And third, Jesus was set apart because he was the Christ, the foretold Messiah and Anointed One. After his birth, Joseph and Mary took the infant Jesus to the Temple to present him before the Lord. At the Temple they were greeted by a man who had the Holy Ghost upon him. That man was Simeon, to whom God had revealed:

That he should not see death, before he had seen the Lord’s Christ (Luke 2:26).

Jesus, the son of Joseph and Mary, was the Promised Christ, the Messiah. Simeon glorified God that he saw the Christ before his death. This child was the promised hope and salvation of Israel. The Angel of the Lord told Mary that her child was going to be the Son of the Highest, and that the Lord would place him as firstborn upon the Throne of David.

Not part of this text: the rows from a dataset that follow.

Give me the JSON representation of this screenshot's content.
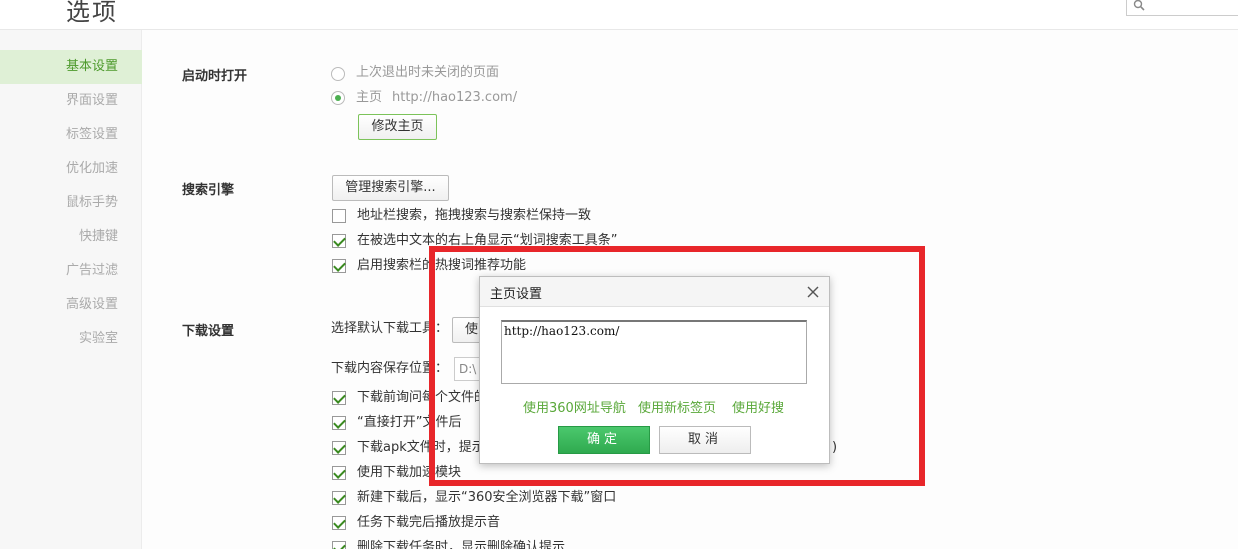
{
  "header": {
    "title": "选项",
    "search_placeholder": "",
    "search_icon": "search-icon"
  },
  "sidebar": {
    "items": [
      {
        "label": "基本设置",
        "active": true
      },
      {
        "label": "界面设置"
      },
      {
        "label": "标签设置"
      },
      {
        "label": "优化加速"
      },
      {
        "label": "鼠标手势"
      },
      {
        "label": "快捷键"
      },
      {
        "label": "广告过滤"
      },
      {
        "label": "高级设置"
      },
      {
        "label": "实验室"
      }
    ]
  },
  "startup": {
    "label": "启动时打开",
    "option_last": "上次退出时未关闭的页面",
    "option_home": "主页",
    "home_url": "http://hao123.com/",
    "modify_button": "修改主页"
  },
  "search": {
    "label": "搜索引擎",
    "manage_button": "管理搜索引擎...",
    "opt1": "地址栏搜索，拖拽搜索与搜索栏保持一致",
    "opt2": "在被选中文本的右上角显示“划词搜索工具条”",
    "opt3": "启用搜索栏的热搜词推荐功能"
  },
  "download": {
    "label": "下载设置",
    "tool_label": "选择默认下载工具：",
    "tool_value": "使",
    "path_label": "下载内容保存位置：",
    "path_value": "D:\\",
    "opt1": "下载前询问每个文件的",
    "opt2": "“直接打开”文件后",
    "opt3": "下载apk文件时，提示",
    "opt3_tail": ")",
    "opt4": "使用下载加速模块",
    "opt5": "新建下载后，显示“360安全浏览器下载”窗口",
    "opt6": "任务下载完后播放提示音",
    "opt7": "删除下载任务时，显示删除确认提示"
  },
  "dialog": {
    "title": "主页设置",
    "url_value": "http://hao123.com/",
    "link1": "使用360网址导航",
    "link2": "使用新标签页",
    "link3": "使用好搜",
    "ok": "确定",
    "cancel": "取消"
  },
  "colors": {
    "accent": "#4caf50",
    "highlight": "#e8262a",
    "active_bg": "#dff0d6"
  }
}
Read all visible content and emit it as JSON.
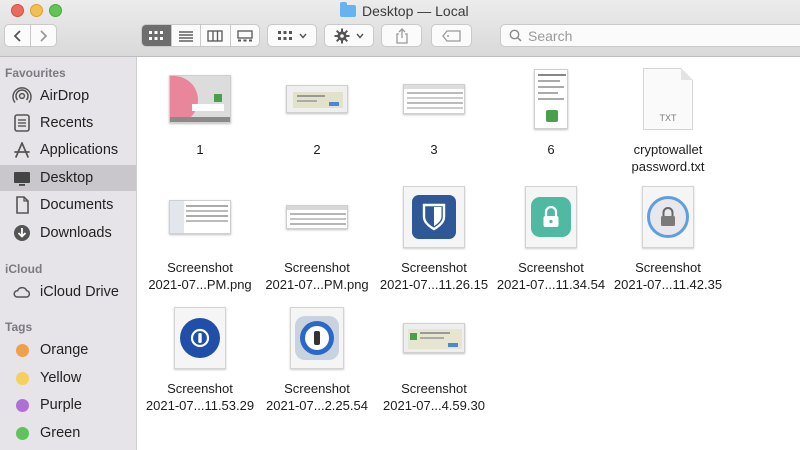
{
  "window": {
    "title": "Desktop — Local"
  },
  "search": {
    "placeholder": "Search"
  },
  "sidebar": {
    "favourites_title": "Favourites",
    "favourites": [
      {
        "label": "AirDrop",
        "icon": "airdrop-icon"
      },
      {
        "label": "Recents",
        "icon": "recents-icon"
      },
      {
        "label": "Applications",
        "icon": "applications-icon"
      },
      {
        "label": "Desktop",
        "icon": "desktop-icon",
        "selected": true
      },
      {
        "label": "Documents",
        "icon": "documents-icon"
      },
      {
        "label": "Downloads",
        "icon": "downloads-icon"
      }
    ],
    "icloud_title": "iCloud",
    "icloud": [
      {
        "label": "iCloud Drive",
        "icon": "cloud-icon"
      }
    ],
    "tags_title": "Tags",
    "tags": [
      {
        "label": "Orange",
        "color": "#f0a04b"
      },
      {
        "label": "Yellow",
        "color": "#f5d060"
      },
      {
        "label": "Purple",
        "color": "#b06fd6"
      },
      {
        "label": "Green",
        "color": "#5fc35c"
      }
    ]
  },
  "files": [
    {
      "line1": "1",
      "line2": ""
    },
    {
      "line1": "2",
      "line2": ""
    },
    {
      "line1": "3",
      "line2": ""
    },
    {
      "line1": "6",
      "line2": ""
    },
    {
      "line1": "cryptowallet",
      "line2": "password.txt",
      "badge": "TXT"
    },
    {
      "line1": "Screenshot",
      "line2": "2021-07...PM.png"
    },
    {
      "line1": "Screenshot",
      "line2": "2021-07...PM.png"
    },
    {
      "line1": "Screenshot",
      "line2": "2021-07...11.26.15"
    },
    {
      "line1": "Screenshot",
      "line2": "2021-07...11.34.54"
    },
    {
      "line1": "Screenshot",
      "line2": "2021-07...11.42.35"
    },
    {
      "line1": "Screenshot",
      "line2": "2021-07...11.53.29"
    },
    {
      "line1": "Screenshot",
      "line2": "2021-07...2.25.54"
    },
    {
      "line1": "Screenshot",
      "line2": "2021-07...4.59.30"
    }
  ],
  "colors": {
    "selection": "#c9c7cc",
    "sidebar": "#e6e4e8",
    "accent_blue": "#1f4fa8"
  }
}
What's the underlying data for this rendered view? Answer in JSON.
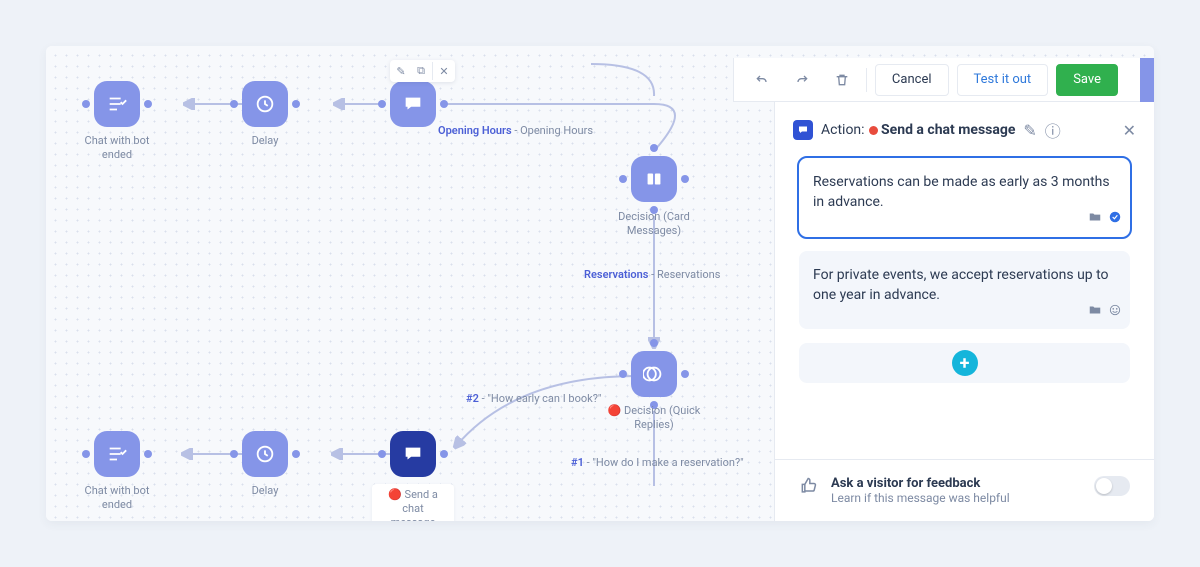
{
  "toolbar": {
    "cancel": "Cancel",
    "test": "Test it out",
    "save": "Save"
  },
  "flow": {
    "top_row": {
      "chat_ended": "Chat with bot ended",
      "delay": "Delay"
    },
    "decision_card": "Decision (Card Messages)",
    "opening_hours": {
      "key": "Opening Hours",
      "val": "Opening Hours"
    },
    "reservations_label": {
      "key": "Reservations",
      "val": "Reservations"
    },
    "quick_replies": "Decision (Quick Replies)",
    "send_chat": "Send a chat message",
    "branch2": {
      "key": "#2",
      "val": "\"How early can I book?\""
    },
    "branch1": {
      "key": "#1",
      "val": "\"How do I make a reservation?\""
    },
    "bottom_row": {
      "chat_ended": "Chat with bot ended",
      "delay": "Delay"
    }
  },
  "panel": {
    "prefix": "Action:",
    "title": "Send a chat message",
    "messages": [
      "Reservations can be made as early as 3 months in advance.",
      "For private events, we accept reservations up to one year in advance."
    ],
    "feedback_title": "Ask a visitor for feedback",
    "feedback_sub": "Learn if this message was helpful"
  }
}
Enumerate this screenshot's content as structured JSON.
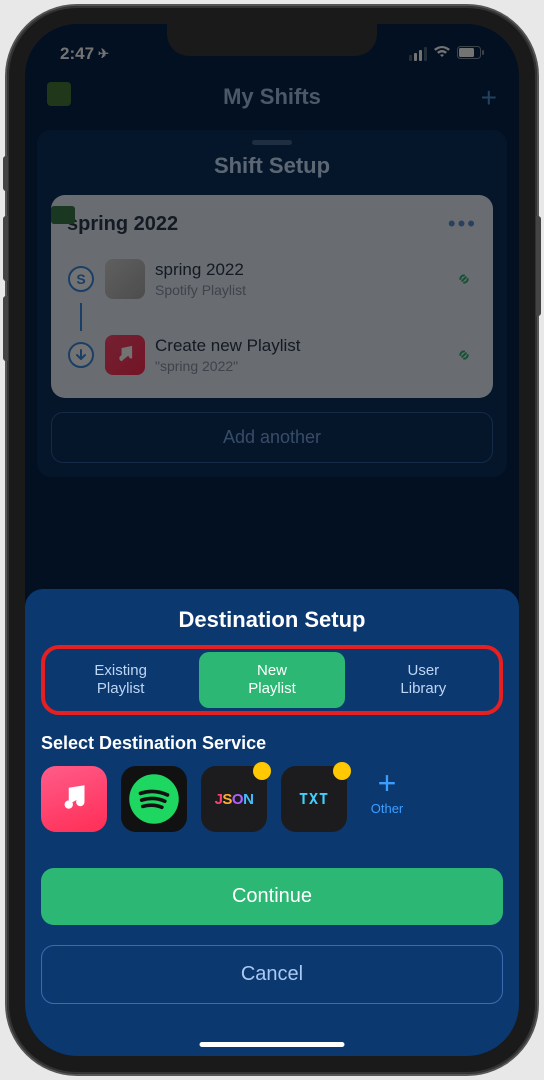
{
  "status": {
    "time": "2:47",
    "location_arrow": "➤"
  },
  "nav": {
    "title": "My Shifts"
  },
  "sheet": {
    "title": "Shift Setup"
  },
  "shift": {
    "name": "spring 2022",
    "source": {
      "title": "spring 2022",
      "subtitle": "Spotify Playlist"
    },
    "dest": {
      "title": "Create new Playlist",
      "subtitle": "\"spring 2022\""
    },
    "add_another": "Add another"
  },
  "destination": {
    "title": "Destination Setup",
    "segments": {
      "existing": "Existing\nPlaylist",
      "new": "New\nPlaylist",
      "user": "User\nLibrary"
    },
    "select_label": "Select Destination Service",
    "other_label": "Other",
    "json_label": "JSON",
    "txt_label": "TXT",
    "continue": "Continue",
    "cancel": "Cancel"
  }
}
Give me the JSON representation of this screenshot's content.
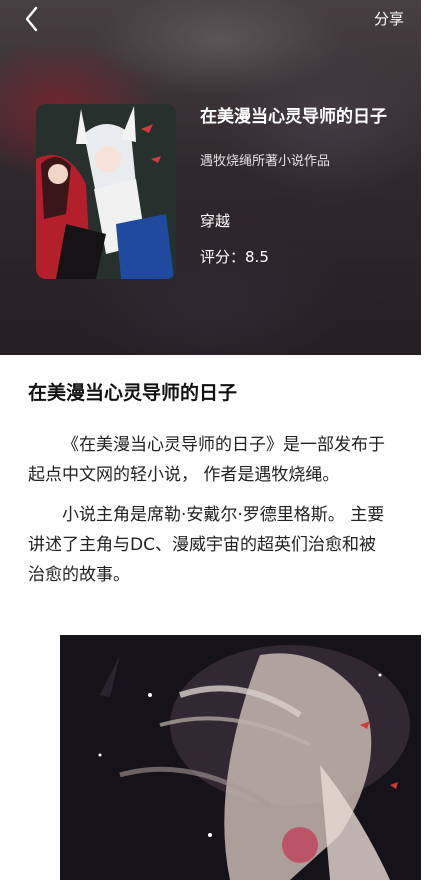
{
  "nav": {
    "share_label": "分享"
  },
  "book": {
    "title": "在美漫当心灵导师的日子",
    "author_line": "遇牧烧绳所著小说作品",
    "genre": "穿越",
    "rating_label": "评分：",
    "rating_value": "8.5"
  },
  "article": {
    "heading": "在美漫当心灵导师的日子",
    "paragraph1": "《在美漫当心灵导师的日子》是一部发布于起点中文网的轻小说， 作者是遇牧烧绳。",
    "paragraph2": "小说主角是席勒·安戴尔·罗德里格斯。 主要讲述了主角与DC、漫威宇宙的超英们治愈和被治愈的故事。"
  },
  "icons": {
    "back": "chevron-left-icon"
  }
}
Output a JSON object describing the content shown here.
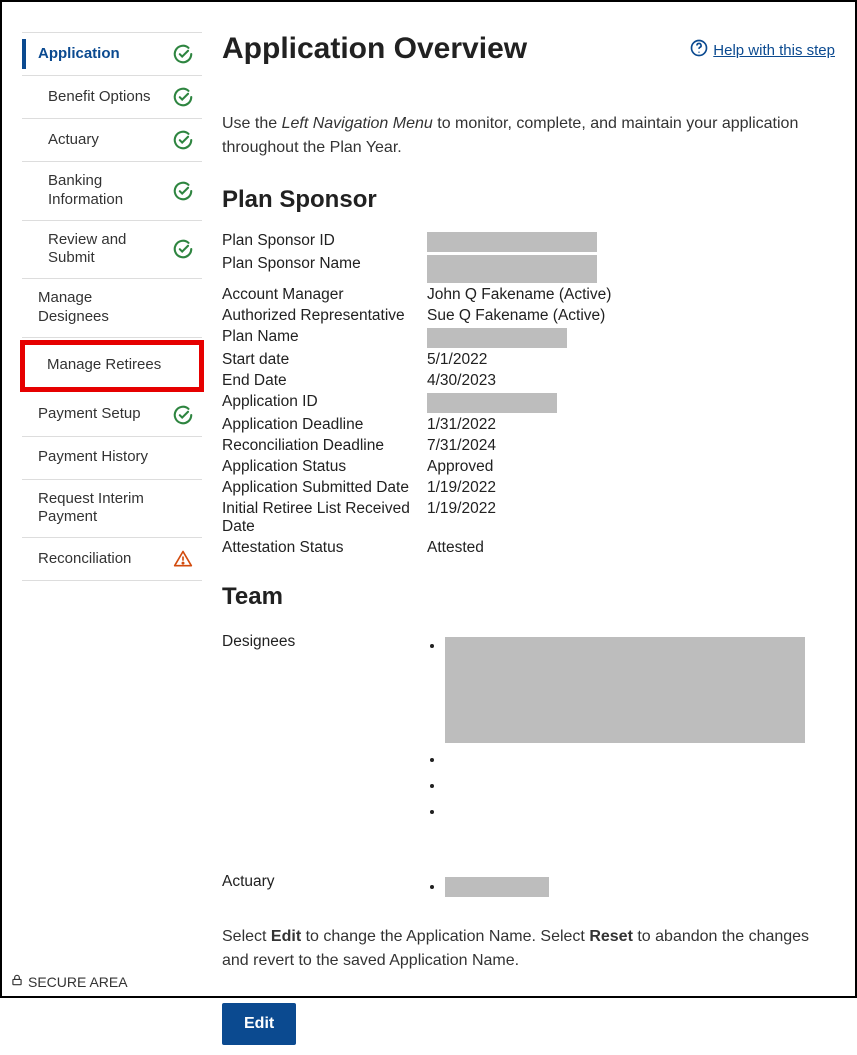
{
  "header": {
    "title": "Application Overview",
    "help_label": " Help with this step"
  },
  "intro": {
    "prefix": "Use the ",
    "em": "Left Navigation Menu",
    "suffix": " to monitor, complete, and maintain your application throughout the Plan Year."
  },
  "sidebar": {
    "items": [
      {
        "label": "Application",
        "icon": "check",
        "active": true,
        "top": true
      },
      {
        "label": "Benefit Options",
        "icon": "check"
      },
      {
        "label": "Actuary",
        "icon": "check"
      },
      {
        "label": "Banking Information",
        "icon": "check"
      },
      {
        "label": "Review and Submit",
        "icon": "check"
      },
      {
        "label": "Manage Designees",
        "icon": "",
        "top": true
      },
      {
        "label": "Manage Retirees",
        "icon": "",
        "top": true,
        "highlighted": true
      },
      {
        "label": "Payment Setup",
        "icon": "check",
        "top": true
      },
      {
        "label": "Payment History",
        "icon": "",
        "top": true
      },
      {
        "label": "Request Interim Payment",
        "icon": "",
        "top": true
      },
      {
        "label": "Reconciliation",
        "icon": "warn",
        "top": true
      }
    ]
  },
  "plan_sponsor": {
    "heading": "Plan Sponsor",
    "rows": [
      {
        "k": "Plan Sponsor ID",
        "redact": "w1"
      },
      {
        "k": "Plan Sponsor Name",
        "redact": "w2"
      },
      {
        "k": "Account Manager",
        "v": "John Q Fakename (Active)"
      },
      {
        "k": "Authorized Representative",
        "v": "Sue Q Fakename (Active)"
      },
      {
        "k": "Plan Name",
        "redact": "w3"
      },
      {
        "k": "Start date",
        "v": "5/1/2022"
      },
      {
        "k": "End Date",
        "v": "4/30/2023"
      },
      {
        "k": "Application ID",
        "redact": "w4"
      },
      {
        "k": "Application Deadline",
        "v": "1/31/2022"
      },
      {
        "k": "Reconciliation Deadline",
        "v": "7/31/2024"
      },
      {
        "k": "Application Status",
        "v": "Approved"
      },
      {
        "k": "Application Submitted Date",
        "v": "1/19/2022"
      },
      {
        "k": "Initial Retiree List Received Date",
        "v": "1/19/2022"
      },
      {
        "k": "Attestation Status",
        "v": "Attested"
      }
    ]
  },
  "team": {
    "heading": "Team",
    "designees_label": "Designees",
    "actuary_label": "Actuary"
  },
  "footer_note": {
    "p1": "Select ",
    "b1": "Edit",
    "p2": " to change the Application Name. Select ",
    "b2": "Reset",
    "p3": " to abandon the changes and revert to the saved Application Name."
  },
  "buttons": {
    "edit": "Edit"
  },
  "secure_label": "SECURE AREA"
}
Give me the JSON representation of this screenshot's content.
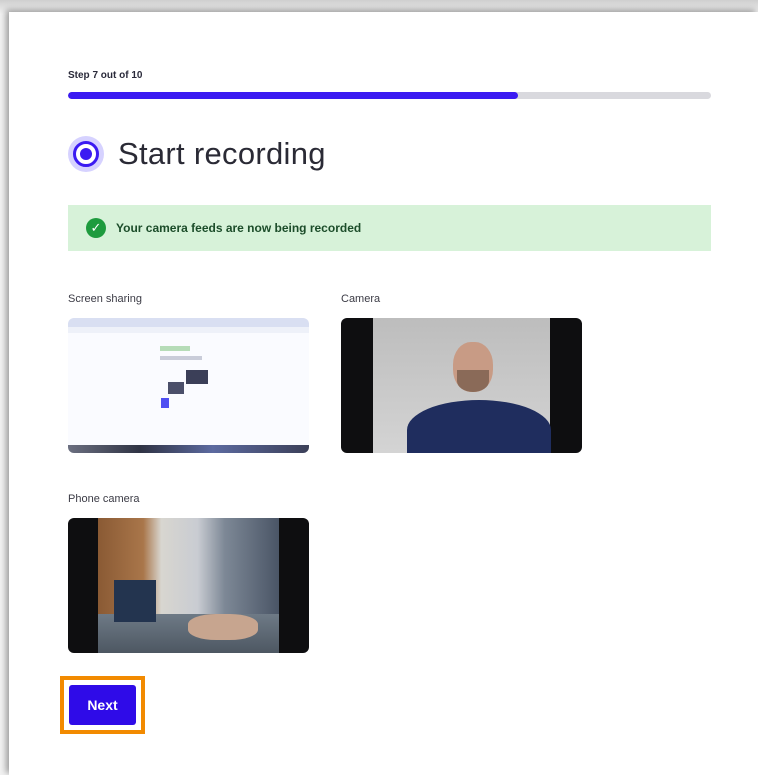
{
  "progress": {
    "step_text": "Step 7 out of 10",
    "value_fraction": 0.7
  },
  "title": "Start recording",
  "banner": {
    "message": "Your camera feeds are now being recorded",
    "icon": "check-circle-icon"
  },
  "feeds": {
    "screen_sharing_label": "Screen sharing",
    "camera_label": "Camera",
    "phone_camera_label": "Phone camera"
  },
  "next_button_label": "Next",
  "colors": {
    "accent": "#3b1bf2",
    "success_bg": "#d7f2d9",
    "success_icon": "#1e9b3e",
    "highlight": "#f28a00"
  }
}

And, behold, thou shalt conceive in thy womb, and bring forth a son, and shalt call his name JESUS. He shall be great, and shall be called the Son of the Highest: and the Lord God shall give unto him the throne of his father David: And he shall reign over the house of Jacob for ever; and of his kingdom there shall be no end (Luke 1:31-33).

The Lord placed the shepherd boy David on the Throne of Israel. He was not a firstborn, nor was he even one of Saul’s sons. However, the Lord appointed him to the position of firstborn and ruler of Israel. The Lord rejected wicked Saul (1 Samuel 16) and appointed David to be King.

Jesus Christ was not the firstborn. Adam was the first man. But God appointed Christ to be the Firstborn, the Second Adam and King. The Lord rejected wicked Adam because he rebelled against Yahweh. When Adam fell and was cursed with death, all of mankind died in Adam. We are, however, made alive in Jesus, who is appointed firstborn and set apart as our Christ, our salvation (1 Corinthians 15:22).

It pleased God the Father to ransom sinners by the life, death, and resurrection of His only begotten Son, the incarnate Jesus Christ, who was the firstborn of Mary. Christ was set apart and sanctified. If you are in Christ, then you are empowered by the work of the Holy Spirit and are also set apart and sanctified. Not because of anything we have done, but solely because Jesus Christ is the sanctified firstborn.

Evangelical Urgency: For Now Wicked Men Capable Subjects of Mercy . . . But Not Later

From Section III of Jonathan Edwards’ “The End of the Wicked Contemplated by the Righteous” (Works of Jonathan Edwards, Vol. 2., Banner of Truth Trust, 1995 reprint):

We ought now to seek and be concerned for the salvation of wicked men, because now they are capable subjects of it. Wicked men, though they may be very wicked, yet are capable subjects of mercy [CCS, emphasis]. It is yet a day of grace with them, and they have the offers of salvation. Christ is as yet seeking their salvation; he is calling upon them, inviting and wooing them; he stands at the door and knocks. He is using many means with them, is calling them, saying, Turn ye, turn ye, why will ye die? The day of his patience is yet continued to them; and if Christ is seeking their salvation, surely we ought to seek it.

God is wont now to make men the means of one another’s salvation; yea, it is his ordinary way so to do. He makes the concern and endeavours of his people the means of bringing home many to Christ. Therefore they ought to be concerned for and endeavour it. But it will not be so in another world: there wicked men will be no longer capable subjects of mercy [CCS, emphasis]. The saints will know, that it is the will of God the wicked should he miserable to all eternity. It will therefore cease to be their duty any more to seek their salvation, or to be concerned about their misery. On the other hand, it will be their duty to rejoice in the will and glory of God. It is not our duty to be sorry that God hath executed just vengeance on the devils, concerning whom the will of God in their eternal state is already known to us.